My name is Philip Tapkov. I am a MSc student in eMarketing @ Oxford Brookes Univeristy, UK.
I am also digital marketing consultant for small businesses.
Check out my infographic CV at www.philiptapkov.com
So Android is the new cool kid on the block. It’s been going on like this for a while now (since last year, to be exact) and marketers start to ask questions like Which platform should we use to advertise?
Of course, it’s all fun and games in the world of blogging and we tend to ignore important factors like what exactly is your target market made of. Still, this is for your own company to decide, we can just take a look at the cold hard numbers and draw conclusions for ourselves.

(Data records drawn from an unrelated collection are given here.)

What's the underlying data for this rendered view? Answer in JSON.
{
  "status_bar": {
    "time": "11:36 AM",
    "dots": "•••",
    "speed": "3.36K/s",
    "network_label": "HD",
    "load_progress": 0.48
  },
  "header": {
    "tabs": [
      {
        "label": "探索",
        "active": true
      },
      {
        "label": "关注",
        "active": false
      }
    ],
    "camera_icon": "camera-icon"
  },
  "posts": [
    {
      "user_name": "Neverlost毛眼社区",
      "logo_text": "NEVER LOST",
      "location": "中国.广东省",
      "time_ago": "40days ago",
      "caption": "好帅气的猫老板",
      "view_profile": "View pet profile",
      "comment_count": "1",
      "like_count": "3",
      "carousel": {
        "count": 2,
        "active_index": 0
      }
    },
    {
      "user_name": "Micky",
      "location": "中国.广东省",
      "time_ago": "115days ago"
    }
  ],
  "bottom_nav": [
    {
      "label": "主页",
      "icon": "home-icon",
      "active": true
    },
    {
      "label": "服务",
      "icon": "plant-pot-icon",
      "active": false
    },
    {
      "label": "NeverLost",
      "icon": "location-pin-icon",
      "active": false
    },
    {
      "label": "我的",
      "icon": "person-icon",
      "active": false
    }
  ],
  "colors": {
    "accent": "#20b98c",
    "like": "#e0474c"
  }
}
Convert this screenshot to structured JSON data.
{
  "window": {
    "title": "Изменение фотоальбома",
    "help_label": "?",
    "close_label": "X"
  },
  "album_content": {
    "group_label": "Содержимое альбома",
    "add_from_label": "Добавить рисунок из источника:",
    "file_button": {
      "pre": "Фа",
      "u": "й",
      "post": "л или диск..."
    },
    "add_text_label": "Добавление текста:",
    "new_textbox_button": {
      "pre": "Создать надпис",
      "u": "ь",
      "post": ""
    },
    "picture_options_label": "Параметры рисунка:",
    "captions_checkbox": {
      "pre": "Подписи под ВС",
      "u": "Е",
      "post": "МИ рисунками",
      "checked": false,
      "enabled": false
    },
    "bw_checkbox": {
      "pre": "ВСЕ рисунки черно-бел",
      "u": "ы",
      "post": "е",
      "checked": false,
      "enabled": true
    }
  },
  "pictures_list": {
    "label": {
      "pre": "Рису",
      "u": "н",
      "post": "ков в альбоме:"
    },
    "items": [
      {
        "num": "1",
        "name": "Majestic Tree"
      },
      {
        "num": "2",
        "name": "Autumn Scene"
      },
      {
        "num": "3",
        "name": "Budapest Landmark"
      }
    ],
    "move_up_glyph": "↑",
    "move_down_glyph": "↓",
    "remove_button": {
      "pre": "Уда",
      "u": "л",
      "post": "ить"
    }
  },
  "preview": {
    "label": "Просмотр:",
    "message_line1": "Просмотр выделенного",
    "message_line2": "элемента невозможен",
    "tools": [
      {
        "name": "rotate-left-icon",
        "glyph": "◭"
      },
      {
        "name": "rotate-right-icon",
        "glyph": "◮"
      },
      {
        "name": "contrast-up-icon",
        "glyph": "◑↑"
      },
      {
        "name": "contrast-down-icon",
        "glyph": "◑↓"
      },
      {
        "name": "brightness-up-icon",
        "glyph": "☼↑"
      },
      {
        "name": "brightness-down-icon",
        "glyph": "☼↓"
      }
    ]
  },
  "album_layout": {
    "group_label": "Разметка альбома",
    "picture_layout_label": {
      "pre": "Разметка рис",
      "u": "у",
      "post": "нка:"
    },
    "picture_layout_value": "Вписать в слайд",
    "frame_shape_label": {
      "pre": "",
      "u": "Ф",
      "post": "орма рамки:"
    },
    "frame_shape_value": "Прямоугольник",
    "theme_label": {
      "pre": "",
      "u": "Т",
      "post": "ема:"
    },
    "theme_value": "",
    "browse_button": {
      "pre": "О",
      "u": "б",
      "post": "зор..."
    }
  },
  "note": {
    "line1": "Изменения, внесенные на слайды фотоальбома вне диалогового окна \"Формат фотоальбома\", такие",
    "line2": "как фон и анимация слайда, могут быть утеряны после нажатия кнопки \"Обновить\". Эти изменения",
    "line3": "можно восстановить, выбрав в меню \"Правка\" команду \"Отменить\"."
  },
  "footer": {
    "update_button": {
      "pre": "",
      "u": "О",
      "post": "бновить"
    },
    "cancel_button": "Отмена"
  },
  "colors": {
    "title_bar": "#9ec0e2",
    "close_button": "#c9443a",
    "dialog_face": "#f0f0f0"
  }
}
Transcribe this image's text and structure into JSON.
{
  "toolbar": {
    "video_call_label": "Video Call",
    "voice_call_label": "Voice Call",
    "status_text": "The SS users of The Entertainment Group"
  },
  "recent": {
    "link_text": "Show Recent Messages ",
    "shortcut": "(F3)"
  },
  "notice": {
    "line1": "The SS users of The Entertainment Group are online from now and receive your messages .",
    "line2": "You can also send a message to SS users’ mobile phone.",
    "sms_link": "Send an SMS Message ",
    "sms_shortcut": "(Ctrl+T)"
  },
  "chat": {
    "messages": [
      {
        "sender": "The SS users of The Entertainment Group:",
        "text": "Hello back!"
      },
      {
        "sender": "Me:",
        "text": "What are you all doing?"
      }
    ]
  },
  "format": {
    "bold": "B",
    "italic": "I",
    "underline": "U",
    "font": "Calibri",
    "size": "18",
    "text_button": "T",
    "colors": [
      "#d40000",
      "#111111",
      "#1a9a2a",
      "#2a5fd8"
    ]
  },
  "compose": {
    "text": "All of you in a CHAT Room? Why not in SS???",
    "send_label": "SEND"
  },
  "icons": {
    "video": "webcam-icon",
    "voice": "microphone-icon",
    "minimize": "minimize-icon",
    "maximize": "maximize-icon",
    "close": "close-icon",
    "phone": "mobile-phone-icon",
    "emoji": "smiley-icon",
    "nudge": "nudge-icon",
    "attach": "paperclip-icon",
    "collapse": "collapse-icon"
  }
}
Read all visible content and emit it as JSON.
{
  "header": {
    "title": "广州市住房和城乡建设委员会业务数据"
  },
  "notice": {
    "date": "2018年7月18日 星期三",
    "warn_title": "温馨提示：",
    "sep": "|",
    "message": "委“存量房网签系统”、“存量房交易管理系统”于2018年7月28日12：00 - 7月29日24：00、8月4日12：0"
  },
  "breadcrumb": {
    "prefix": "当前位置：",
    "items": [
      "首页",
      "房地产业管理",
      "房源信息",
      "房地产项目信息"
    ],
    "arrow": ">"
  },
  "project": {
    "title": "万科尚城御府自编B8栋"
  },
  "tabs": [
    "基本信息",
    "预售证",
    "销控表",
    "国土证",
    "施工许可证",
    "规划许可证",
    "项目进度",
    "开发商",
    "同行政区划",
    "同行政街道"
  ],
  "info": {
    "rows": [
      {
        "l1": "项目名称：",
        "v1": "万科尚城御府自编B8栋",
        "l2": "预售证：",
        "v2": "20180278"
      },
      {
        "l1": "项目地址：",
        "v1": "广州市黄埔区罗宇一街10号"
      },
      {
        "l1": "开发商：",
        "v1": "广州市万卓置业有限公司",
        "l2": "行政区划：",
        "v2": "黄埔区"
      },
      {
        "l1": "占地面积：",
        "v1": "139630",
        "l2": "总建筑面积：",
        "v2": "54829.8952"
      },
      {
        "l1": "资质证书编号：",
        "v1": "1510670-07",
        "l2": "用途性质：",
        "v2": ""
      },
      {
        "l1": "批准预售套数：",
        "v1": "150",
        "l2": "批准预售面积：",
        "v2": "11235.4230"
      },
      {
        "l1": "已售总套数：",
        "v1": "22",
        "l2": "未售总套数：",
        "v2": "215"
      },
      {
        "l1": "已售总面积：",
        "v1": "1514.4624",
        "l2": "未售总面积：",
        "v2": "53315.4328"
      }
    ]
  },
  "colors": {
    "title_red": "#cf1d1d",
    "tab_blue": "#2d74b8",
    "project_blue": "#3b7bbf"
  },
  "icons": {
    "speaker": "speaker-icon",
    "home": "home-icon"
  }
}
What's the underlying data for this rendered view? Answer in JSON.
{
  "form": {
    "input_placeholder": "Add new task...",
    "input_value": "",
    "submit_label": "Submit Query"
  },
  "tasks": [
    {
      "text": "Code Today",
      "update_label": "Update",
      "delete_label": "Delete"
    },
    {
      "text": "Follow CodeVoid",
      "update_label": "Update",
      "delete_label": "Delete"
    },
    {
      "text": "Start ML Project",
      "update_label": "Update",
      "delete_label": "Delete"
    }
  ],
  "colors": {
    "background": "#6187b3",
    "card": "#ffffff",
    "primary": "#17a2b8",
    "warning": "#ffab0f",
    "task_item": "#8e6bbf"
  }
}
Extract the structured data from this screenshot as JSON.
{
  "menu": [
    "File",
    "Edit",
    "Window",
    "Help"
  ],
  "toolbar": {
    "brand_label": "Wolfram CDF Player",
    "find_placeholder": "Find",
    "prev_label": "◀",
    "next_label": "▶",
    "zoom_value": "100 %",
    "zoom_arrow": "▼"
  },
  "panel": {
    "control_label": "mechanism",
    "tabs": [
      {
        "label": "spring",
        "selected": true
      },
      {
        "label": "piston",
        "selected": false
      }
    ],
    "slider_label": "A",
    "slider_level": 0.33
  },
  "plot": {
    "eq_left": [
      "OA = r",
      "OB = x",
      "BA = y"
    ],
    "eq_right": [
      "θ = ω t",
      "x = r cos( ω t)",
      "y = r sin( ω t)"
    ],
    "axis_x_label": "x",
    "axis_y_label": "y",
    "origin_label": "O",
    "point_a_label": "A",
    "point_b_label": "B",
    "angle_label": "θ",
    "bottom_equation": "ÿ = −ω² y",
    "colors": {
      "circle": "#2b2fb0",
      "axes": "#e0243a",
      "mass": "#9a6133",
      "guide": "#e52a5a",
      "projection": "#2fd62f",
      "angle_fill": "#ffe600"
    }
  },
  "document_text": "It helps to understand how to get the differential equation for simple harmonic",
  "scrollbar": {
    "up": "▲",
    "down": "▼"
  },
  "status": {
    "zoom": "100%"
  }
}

Some may argue that the boost of Andorid was expected (and a little unfair) because while Apple has only one phone (with its respective versions), Android runs on many different devices (11 new smart phones introduced just last year) and it can even be installed on an iPhone, if you’re geeky enough. That inevitably gives Google’s platform a little advantage in terms of market segmentation, as it covers many crucial customer preferences like price, size and even complexity (check out Davis’es Technology Acceptance Model and you’ll know what we’re talking about here). Same goes for the Canadians at Research in Motion who offer an impressive variety of smart phones.
According to comScore, January this year, for the first time ever, Android actually surpassed iOS in numbers of subscribers. With an amazing increase of 7.7% of market share since October last year, Google’s OS is now a market leader with 31.2%, followed closely by RIM with 30.4% who lost almost 6% in this period. The bronze goes to Apple’s iOS which is preferred by about 16 million people, or 24.7% of the whole market. The bad news here (for Apple) is not this percentage itself but the fact that iOS subscirbers only increased by 0.1%.
In the usage patterns of those subscribers, no surprising changes can be seen. Yes, people use their devices more and more but the predominant part is still for text messaging (68.1% - no change since the last report). For marketers like you and me it’s very nice to see that the usage of downloadable apps has increased from to 33.7% to 35.3%. That means more exposure, which can’t be a bad thing, can it?